Maybe it’s the fans’ fault too. We eat up the drama too easily. We salivate at controversies, so those in the music industry don’t actually have to care much about their music. They can rely on auto-tune, image, production tricks, and other cheats to make themselves appear better, so why bother putting in any hard work, when they can take the easy way out? Because we let them get away with it. We let them make money off sub-par material, because our expectations for quality music are so low, even mediocrity stands tall. This Rihanna track is a perfect example: here’s an incredibly talented artist capable of so much more, but decides this is what she wants to use her success to say. Where’s the substance?
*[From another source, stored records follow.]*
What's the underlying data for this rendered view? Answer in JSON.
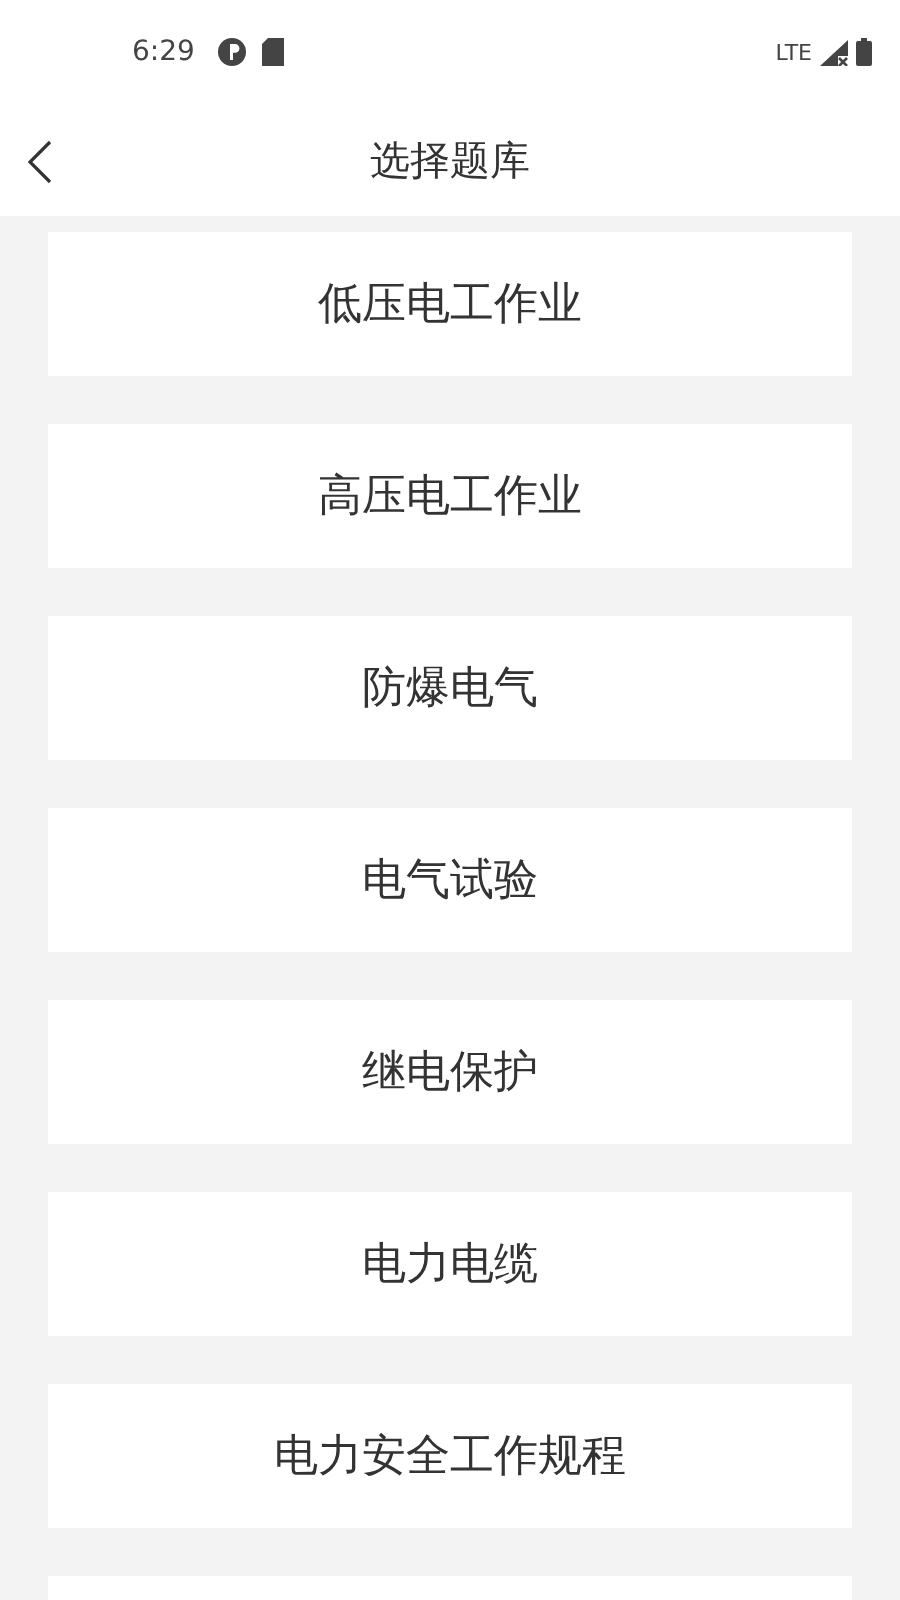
{
  "status_bar": {
    "time": "6:29",
    "network": "LTE"
  },
  "header": {
    "title": "选择题库"
  },
  "items": [
    {
      "label": "低压电工作业"
    },
    {
      "label": "高压电工作业"
    },
    {
      "label": "防爆电气"
    },
    {
      "label": "电气试验"
    },
    {
      "label": "继电保护"
    },
    {
      "label": "电力电缆"
    },
    {
      "label": "电力安全工作规程"
    }
  ]
}
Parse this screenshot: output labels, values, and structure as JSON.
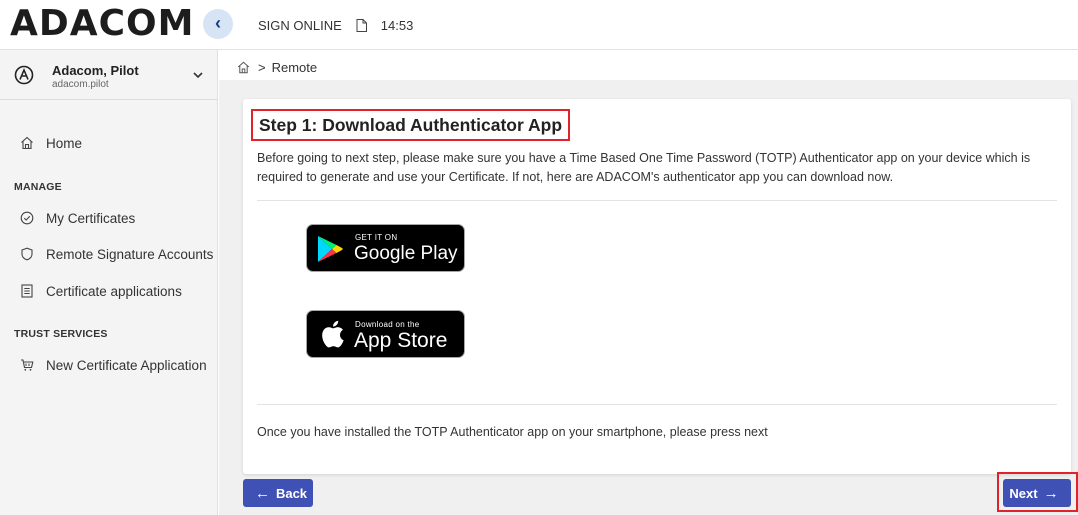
{
  "header": {
    "logo": "ADACOM",
    "collapse_icon": "chevron-left-icon",
    "app_name": "SIGN ONLINE",
    "doc_icon": "document-icon",
    "time": "14:53"
  },
  "user": {
    "name": "Adacom, Pilot",
    "username": "adacom.pilot",
    "avatar_icon": "user-circle-icon",
    "chevron_icon": "chevron-down-icon"
  },
  "sidebar": {
    "home": {
      "label": "Home",
      "icon": "home-icon"
    },
    "manage_title": "MANAGE",
    "manage_items": [
      {
        "label": "My Certificates",
        "icon": "check-circle-icon"
      },
      {
        "label": "Remote Signature Accounts",
        "icon": "shield-icon"
      },
      {
        "label": "Certificate applications",
        "icon": "document-list-icon"
      }
    ],
    "trust_title": "TRUST SERVICES",
    "trust_items": [
      {
        "label": "New Certificate Application",
        "icon": "cart-icon"
      }
    ]
  },
  "breadcrumb": {
    "home_icon": "home-icon",
    "separator": ">",
    "current": "Remote"
  },
  "step": {
    "title": "Step 1: Download Authenticator App",
    "description": "Before going to next step, please make sure you have a Time Based One Time Password (TOTP) Authenticator app on your device which is required to generate and use your Certificate. If not, here are ADACOM's authenticator app you can download now.",
    "google_play": {
      "small": "GET IT ON",
      "big": "Google Play"
    },
    "app_store": {
      "small": "Download on the",
      "big": "App Store"
    },
    "footer_text": "Once you have installed the TOTP Authenticator app on your smartphone, please press next"
  },
  "actions": {
    "back_label": "Back",
    "back_icon": "arrow-left-icon",
    "next_label": "Next",
    "next_icon": "arrow-right-icon"
  },
  "colors": {
    "primary": "#3f51b5",
    "highlight": "#e0232a"
  }
}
I get it. There’s enough crap and misery going on in this world, not everyone wants to hear about it in the music they listen to regularly. I also get that music is subjective, so I’m not saying every artist has to be dark and brooding, or that every musician has to make political statements or start some sort of revolution. I’m even okay with fun songs designed to make you dance in a club. But just because a track has a dope beat, that doesn’t give it the right to be about nothing (ie “Turn Down for What.”) I’m just asking for a little more effort on the musician’s part to make music for the love of making music; not because they need even more money than they already have. Their music should make us feel something, really feel something inside; it should mean something. But only a select few artists (like these guys) are doing that these days.

Music today doesn’t require the same amount of artistry as it once did. Anyone can be a DJ, all they need is a laptop. So many musicians sample beats from older songs, and just put a new spin on it. It’s like there’s nothing left to make music about, except there’s so much left to make music about. Musicians aren’t musicians anymore; they’re just fads. The majority of the current generation of musicians don’t seem to care though. They have so much reach, so much influence, so many people paying attention, ready to listen. But they use their voice to make money instead of making a difference. They no longer create art, because they don’t have to. That’s why music’s dead.